Which lines of the entries contain the word "unit"? Please list them.

(Items from an interface collection)
*** Block opens ***

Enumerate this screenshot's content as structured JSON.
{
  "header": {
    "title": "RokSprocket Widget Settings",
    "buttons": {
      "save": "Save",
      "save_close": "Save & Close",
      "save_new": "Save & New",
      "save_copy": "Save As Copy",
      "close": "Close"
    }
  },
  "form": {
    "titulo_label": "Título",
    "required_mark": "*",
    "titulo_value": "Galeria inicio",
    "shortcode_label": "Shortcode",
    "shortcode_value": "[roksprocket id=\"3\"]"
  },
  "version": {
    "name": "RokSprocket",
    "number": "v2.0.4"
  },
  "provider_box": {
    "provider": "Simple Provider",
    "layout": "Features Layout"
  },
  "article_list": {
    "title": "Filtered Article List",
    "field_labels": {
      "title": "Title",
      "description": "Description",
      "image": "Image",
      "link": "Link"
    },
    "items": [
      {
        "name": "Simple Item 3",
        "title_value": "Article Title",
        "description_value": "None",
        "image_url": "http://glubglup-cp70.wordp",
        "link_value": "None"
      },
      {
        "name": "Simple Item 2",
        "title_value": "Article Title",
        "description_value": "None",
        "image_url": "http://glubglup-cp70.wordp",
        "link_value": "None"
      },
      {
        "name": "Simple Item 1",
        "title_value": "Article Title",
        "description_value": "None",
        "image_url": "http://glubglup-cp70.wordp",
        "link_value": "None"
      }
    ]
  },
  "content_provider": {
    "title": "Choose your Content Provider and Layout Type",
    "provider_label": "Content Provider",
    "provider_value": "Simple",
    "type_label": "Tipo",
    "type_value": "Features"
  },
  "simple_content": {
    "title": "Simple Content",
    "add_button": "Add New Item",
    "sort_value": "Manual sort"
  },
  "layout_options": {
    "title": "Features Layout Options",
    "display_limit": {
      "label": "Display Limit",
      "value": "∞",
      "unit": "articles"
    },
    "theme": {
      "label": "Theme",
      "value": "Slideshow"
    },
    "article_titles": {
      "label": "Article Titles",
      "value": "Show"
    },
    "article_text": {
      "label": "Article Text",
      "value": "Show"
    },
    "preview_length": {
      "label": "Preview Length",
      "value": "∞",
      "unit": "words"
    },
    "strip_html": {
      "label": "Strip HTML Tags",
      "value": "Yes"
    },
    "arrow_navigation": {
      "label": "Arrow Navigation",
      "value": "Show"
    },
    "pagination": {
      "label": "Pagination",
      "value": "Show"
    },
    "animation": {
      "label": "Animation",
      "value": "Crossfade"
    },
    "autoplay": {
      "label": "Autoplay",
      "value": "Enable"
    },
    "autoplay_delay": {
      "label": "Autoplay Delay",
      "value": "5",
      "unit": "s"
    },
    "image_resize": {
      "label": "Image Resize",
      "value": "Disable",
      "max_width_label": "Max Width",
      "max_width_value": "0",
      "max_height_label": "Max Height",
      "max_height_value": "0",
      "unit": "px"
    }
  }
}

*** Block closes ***

OUTPUT OF THE TASK |
      "unit": "articles"
      "unit": "words"
      "unit": "s"
      "unit": "px"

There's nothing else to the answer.